* ACTIVITY *
Copy out, from the entries below, each line that holds the string "username".

··· SOURCE MATERIAL ···

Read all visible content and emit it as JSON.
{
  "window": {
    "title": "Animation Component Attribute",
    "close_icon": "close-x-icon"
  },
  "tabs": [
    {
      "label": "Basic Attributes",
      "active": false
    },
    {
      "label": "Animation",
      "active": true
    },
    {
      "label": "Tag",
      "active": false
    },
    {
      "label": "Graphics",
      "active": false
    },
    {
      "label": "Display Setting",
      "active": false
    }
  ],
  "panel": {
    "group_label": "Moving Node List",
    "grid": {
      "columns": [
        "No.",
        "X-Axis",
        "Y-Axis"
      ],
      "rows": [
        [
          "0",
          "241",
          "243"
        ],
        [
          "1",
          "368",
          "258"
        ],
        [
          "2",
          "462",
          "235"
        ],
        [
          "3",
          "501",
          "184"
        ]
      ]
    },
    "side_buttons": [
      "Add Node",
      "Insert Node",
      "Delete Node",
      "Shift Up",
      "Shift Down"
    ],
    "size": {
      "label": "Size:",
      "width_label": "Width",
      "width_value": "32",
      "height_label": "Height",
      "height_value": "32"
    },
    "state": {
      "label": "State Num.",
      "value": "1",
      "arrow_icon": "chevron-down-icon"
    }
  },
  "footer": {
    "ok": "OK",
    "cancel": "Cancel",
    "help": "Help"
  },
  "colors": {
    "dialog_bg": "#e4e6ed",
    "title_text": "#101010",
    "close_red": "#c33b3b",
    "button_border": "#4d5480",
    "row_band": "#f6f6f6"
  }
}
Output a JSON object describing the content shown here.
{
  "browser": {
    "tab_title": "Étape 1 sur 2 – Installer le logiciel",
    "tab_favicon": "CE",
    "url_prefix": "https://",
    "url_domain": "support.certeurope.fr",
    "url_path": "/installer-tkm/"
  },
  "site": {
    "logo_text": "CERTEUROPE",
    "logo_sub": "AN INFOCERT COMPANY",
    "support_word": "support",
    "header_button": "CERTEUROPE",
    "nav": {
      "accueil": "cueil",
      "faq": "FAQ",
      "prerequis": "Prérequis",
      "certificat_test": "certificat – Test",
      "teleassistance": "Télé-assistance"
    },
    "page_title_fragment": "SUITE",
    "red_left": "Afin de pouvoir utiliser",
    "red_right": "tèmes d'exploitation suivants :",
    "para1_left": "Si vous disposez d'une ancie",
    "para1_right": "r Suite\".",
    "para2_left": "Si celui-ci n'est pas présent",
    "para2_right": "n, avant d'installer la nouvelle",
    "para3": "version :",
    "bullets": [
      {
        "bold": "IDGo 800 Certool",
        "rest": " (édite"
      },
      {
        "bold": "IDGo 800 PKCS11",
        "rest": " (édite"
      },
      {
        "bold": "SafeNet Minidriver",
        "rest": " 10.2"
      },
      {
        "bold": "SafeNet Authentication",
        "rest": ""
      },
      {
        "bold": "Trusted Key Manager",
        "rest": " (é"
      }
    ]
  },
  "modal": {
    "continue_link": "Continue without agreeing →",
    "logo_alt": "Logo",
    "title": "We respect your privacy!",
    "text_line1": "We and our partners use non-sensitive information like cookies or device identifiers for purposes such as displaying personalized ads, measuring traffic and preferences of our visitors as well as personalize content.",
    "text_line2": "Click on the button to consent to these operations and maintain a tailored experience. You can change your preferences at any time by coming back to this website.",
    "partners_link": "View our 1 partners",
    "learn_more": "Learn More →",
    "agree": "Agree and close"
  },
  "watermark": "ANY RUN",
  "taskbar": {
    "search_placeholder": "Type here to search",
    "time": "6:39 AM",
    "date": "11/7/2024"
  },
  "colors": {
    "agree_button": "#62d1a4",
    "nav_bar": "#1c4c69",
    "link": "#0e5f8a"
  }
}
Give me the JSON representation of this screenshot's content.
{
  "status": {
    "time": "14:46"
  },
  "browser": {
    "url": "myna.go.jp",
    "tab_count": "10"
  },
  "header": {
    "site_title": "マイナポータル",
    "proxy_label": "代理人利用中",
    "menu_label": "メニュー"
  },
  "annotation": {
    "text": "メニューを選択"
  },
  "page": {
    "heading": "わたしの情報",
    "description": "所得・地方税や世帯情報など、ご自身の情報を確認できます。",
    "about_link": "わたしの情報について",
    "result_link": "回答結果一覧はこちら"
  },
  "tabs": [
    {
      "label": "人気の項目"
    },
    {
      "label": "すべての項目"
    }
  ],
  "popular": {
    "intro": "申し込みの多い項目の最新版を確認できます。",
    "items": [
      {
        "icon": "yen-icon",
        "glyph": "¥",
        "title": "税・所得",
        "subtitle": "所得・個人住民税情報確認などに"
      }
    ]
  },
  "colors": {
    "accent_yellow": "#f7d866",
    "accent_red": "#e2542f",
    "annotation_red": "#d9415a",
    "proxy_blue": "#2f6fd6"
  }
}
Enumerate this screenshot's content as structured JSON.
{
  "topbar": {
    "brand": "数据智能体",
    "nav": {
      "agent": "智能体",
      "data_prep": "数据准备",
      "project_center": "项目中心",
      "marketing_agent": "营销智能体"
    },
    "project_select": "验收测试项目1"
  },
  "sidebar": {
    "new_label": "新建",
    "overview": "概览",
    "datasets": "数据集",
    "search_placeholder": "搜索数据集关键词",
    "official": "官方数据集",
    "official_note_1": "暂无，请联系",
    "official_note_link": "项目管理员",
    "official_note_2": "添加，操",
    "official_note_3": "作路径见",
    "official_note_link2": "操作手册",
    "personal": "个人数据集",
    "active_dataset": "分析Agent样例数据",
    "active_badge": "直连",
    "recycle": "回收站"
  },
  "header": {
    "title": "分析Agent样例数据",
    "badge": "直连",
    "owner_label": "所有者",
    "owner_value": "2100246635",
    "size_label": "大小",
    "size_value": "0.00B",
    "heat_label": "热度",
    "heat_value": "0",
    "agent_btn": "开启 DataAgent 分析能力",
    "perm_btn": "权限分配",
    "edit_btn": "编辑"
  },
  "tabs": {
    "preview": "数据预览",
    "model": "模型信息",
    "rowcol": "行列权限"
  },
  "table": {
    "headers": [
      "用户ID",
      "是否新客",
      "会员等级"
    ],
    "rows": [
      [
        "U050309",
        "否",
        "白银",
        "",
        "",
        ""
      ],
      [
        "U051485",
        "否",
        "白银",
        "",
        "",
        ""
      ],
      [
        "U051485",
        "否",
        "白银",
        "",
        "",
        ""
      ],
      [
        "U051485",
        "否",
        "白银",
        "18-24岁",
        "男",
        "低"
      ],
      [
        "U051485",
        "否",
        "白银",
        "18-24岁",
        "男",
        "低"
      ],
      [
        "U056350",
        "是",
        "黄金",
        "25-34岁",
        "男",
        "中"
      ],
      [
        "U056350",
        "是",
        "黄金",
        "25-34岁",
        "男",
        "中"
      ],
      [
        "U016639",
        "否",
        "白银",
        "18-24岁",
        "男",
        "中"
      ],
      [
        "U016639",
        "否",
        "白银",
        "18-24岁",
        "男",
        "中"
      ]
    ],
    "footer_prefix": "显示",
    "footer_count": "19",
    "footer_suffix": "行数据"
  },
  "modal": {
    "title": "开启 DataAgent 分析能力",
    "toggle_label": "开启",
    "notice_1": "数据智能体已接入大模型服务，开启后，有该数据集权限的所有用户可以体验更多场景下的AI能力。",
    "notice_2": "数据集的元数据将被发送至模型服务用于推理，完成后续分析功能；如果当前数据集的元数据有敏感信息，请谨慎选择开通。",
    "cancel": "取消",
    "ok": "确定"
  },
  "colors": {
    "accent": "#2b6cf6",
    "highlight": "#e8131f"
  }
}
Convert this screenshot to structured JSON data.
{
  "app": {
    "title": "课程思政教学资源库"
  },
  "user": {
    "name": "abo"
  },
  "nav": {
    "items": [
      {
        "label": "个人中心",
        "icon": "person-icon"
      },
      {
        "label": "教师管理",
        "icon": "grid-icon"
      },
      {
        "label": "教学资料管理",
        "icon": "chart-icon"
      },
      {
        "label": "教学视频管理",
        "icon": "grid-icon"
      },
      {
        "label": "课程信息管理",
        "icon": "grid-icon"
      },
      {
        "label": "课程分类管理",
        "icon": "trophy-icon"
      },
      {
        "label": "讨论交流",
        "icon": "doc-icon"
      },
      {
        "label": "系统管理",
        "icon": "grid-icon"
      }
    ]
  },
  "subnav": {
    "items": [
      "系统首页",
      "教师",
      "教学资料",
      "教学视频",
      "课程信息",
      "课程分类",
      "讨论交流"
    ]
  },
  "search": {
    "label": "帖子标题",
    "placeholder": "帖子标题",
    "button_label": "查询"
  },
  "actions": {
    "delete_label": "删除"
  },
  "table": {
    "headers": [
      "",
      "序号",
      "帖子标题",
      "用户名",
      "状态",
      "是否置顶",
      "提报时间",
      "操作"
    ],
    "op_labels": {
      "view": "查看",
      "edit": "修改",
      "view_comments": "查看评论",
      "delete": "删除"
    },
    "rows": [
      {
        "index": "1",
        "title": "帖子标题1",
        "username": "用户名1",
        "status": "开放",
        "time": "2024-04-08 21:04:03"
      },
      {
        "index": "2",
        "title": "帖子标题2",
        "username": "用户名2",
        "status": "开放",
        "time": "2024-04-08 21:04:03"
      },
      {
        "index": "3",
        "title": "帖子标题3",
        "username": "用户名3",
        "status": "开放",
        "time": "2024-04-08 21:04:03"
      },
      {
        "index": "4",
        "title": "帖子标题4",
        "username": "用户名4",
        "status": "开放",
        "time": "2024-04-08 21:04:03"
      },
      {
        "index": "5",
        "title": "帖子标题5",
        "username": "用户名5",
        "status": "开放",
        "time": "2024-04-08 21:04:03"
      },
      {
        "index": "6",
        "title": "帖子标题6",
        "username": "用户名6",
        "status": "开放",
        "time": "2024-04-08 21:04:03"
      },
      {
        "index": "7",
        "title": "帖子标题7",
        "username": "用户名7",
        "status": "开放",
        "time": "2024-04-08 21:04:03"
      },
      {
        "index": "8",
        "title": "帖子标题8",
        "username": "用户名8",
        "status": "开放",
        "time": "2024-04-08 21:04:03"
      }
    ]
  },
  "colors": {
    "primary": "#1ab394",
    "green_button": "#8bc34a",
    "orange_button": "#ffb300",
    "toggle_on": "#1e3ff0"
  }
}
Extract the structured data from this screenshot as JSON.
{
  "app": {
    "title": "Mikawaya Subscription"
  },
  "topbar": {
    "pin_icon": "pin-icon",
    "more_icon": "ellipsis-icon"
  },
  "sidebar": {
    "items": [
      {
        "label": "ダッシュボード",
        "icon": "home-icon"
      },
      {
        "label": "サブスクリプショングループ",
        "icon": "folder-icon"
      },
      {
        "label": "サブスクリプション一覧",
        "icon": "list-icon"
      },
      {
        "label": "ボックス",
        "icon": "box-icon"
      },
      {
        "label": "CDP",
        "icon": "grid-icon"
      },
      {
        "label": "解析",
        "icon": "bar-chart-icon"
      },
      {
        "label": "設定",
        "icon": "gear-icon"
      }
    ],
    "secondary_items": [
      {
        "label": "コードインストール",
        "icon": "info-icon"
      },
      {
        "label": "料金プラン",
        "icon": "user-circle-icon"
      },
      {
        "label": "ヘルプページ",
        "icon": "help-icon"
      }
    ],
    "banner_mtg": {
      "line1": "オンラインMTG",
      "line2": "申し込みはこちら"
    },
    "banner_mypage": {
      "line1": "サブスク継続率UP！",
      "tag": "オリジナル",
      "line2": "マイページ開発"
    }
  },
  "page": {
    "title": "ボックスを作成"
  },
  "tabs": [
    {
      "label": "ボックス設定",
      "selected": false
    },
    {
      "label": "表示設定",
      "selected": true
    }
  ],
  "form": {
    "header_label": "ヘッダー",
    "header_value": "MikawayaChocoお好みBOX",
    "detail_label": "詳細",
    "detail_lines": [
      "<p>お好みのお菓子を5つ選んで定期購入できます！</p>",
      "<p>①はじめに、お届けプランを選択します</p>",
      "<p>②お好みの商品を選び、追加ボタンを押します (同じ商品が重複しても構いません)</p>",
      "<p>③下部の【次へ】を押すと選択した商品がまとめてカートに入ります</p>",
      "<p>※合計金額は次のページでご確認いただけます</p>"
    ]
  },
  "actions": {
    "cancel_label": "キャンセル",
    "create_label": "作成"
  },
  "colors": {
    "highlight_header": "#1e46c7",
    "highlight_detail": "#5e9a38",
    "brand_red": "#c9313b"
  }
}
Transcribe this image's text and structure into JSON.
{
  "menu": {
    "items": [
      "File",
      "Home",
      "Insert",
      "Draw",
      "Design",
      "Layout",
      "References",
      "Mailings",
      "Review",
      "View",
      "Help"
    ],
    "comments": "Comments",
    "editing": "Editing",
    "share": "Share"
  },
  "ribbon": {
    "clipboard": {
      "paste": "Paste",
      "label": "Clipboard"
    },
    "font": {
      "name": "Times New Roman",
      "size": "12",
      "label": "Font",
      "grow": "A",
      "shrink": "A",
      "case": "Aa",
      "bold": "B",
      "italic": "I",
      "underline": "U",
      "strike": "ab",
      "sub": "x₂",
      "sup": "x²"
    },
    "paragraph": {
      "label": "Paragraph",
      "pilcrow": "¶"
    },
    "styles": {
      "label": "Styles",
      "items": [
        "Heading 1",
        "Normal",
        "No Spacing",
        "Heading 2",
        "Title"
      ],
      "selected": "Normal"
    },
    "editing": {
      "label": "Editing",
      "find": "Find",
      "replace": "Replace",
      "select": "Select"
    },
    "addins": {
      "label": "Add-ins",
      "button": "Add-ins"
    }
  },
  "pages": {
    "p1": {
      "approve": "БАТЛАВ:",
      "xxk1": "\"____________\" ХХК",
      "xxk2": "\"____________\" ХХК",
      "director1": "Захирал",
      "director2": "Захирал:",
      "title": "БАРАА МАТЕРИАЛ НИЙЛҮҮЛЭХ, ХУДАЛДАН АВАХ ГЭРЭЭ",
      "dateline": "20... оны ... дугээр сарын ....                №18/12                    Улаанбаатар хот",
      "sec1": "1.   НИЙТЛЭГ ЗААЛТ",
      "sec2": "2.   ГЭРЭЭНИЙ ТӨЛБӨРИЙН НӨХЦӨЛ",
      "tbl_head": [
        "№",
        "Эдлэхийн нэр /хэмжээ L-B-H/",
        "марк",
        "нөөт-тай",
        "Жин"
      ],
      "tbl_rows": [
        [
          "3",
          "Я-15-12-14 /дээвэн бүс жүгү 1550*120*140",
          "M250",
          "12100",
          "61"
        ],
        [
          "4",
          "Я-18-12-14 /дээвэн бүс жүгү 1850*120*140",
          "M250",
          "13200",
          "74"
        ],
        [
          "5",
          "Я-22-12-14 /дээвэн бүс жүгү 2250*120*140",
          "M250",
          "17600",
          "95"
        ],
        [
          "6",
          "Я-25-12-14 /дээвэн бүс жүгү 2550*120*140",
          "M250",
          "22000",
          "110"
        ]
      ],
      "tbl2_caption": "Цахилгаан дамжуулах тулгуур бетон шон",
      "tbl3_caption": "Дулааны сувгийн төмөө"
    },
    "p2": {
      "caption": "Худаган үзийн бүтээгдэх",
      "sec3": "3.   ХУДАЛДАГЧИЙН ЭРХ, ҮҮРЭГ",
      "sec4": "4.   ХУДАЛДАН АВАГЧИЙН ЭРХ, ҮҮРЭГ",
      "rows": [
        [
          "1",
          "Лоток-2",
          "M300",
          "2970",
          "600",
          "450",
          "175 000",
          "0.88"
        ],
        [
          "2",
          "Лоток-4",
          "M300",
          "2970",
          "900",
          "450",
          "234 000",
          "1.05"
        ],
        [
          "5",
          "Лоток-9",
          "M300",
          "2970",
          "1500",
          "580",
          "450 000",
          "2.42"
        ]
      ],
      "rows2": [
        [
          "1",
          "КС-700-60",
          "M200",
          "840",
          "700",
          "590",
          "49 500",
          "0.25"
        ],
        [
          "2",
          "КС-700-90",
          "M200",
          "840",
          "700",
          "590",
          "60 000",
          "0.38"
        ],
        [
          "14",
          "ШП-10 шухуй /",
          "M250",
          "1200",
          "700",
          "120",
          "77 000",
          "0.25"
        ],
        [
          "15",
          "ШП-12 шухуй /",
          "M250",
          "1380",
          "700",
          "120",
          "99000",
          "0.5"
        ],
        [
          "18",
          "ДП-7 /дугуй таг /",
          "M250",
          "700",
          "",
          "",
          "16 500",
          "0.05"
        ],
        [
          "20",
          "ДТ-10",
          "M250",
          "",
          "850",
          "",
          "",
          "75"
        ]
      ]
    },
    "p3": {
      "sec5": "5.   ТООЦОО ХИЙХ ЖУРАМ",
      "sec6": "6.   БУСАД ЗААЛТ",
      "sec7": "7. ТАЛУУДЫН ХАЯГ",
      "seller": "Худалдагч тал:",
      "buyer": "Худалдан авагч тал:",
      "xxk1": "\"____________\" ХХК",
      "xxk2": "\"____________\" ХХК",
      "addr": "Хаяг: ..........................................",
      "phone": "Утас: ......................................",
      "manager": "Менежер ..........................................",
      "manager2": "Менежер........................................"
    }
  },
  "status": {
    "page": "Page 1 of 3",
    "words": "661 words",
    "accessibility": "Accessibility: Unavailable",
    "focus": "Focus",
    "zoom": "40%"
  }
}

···

* EXERCISE RESULT *
        "username": "用户名1",
        "username": "用户名2",
        "username": "用户名3",
        "username": "用户名4",
        "username": "用户名5",
        "username": "用户名6",
        "username": "用户名7",
        "username": "用户名8",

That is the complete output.